Joined: May 18, 2002
Well, three people responded right off the bat, and all three suggest reading the same book. I went out and purchased "Thinking in Java" tonight at BN. Only 45 pages into it, and I can already see where it attacks topics that other Java books don't. Thanks for the advice. I've got another question in regards to the whole "Which came first, chicken or egg?" experience or cert: I've read so many times that certs really have no weight compared to hands-on experience. I can understand and respect that, but my question is, how do people starting out in the language get that experience? I know where I work, I'm stuck in the web-dev shop, and can't even think about going over to the soft-dev shop because I don't have the Java experience. It is kinda like that part in "Coyote Ugly" where she is trying to get her demo tape passed around, and she says to the publisher, "Let me get this straight, I can't give my demo to a publisher without an agent? But I can't get an agent without being published?" How do I get that proverbial foot in the door to get that experience so many companies are looking for?
Joined: Jan 24, 2002

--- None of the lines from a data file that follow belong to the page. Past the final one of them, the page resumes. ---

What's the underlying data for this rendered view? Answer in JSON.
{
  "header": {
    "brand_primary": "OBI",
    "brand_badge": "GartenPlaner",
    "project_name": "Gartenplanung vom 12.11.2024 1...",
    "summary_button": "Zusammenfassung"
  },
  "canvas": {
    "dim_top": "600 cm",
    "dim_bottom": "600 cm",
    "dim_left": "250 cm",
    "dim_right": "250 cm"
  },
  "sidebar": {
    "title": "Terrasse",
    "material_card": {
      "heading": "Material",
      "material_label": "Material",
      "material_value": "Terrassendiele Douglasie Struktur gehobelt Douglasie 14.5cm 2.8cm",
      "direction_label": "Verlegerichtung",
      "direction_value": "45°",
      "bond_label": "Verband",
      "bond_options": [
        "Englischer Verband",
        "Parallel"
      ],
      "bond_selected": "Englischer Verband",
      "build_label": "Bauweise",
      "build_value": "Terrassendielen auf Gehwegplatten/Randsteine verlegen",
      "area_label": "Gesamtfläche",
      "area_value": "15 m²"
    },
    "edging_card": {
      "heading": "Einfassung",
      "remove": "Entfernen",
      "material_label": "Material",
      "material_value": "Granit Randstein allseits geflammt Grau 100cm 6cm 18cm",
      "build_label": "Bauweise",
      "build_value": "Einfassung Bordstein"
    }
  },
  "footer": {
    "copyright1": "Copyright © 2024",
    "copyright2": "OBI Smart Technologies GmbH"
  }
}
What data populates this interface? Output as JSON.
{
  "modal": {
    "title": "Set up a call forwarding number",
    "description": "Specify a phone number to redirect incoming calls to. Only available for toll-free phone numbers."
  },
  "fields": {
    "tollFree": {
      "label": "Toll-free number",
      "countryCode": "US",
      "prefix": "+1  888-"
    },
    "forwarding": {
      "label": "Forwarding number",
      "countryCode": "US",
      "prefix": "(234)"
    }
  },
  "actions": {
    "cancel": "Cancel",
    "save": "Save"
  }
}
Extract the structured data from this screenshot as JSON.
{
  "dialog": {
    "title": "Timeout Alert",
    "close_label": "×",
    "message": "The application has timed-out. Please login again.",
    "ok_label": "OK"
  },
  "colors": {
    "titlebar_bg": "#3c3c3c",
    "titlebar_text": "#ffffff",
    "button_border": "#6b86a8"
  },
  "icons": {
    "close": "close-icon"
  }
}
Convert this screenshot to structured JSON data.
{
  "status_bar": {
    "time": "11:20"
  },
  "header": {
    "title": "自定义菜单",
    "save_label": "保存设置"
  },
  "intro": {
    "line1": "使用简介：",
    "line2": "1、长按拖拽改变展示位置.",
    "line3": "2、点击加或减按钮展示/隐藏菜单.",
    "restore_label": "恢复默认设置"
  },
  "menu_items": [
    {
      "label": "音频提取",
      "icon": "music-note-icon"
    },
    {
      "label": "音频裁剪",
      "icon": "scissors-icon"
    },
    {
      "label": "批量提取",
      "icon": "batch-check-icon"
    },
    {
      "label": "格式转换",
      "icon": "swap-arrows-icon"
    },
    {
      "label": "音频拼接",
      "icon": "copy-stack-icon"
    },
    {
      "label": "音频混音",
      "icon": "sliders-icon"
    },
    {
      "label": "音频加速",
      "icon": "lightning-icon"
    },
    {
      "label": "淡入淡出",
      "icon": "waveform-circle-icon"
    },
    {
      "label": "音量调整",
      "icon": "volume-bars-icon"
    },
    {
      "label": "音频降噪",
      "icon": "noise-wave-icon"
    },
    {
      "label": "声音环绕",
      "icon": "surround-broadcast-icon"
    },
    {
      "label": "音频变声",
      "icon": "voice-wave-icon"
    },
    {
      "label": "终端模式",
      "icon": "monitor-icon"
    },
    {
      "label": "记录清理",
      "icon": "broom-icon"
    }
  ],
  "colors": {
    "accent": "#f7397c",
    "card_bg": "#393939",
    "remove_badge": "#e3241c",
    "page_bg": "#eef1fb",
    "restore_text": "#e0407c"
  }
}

well if you have no experience to show for it, then which would you think would be better chance at getting foot in door. Saying you've studied java for some odd months and you are looking for your first job, or a certification that says you KNOW java enough to be an elite member in the IT field, and you are looking for your first job. Experience is a great thing to have, and possibly better than a cert. But if you have neither, best chance is to get the cert, to get the experience. Hope this helps, Travis B.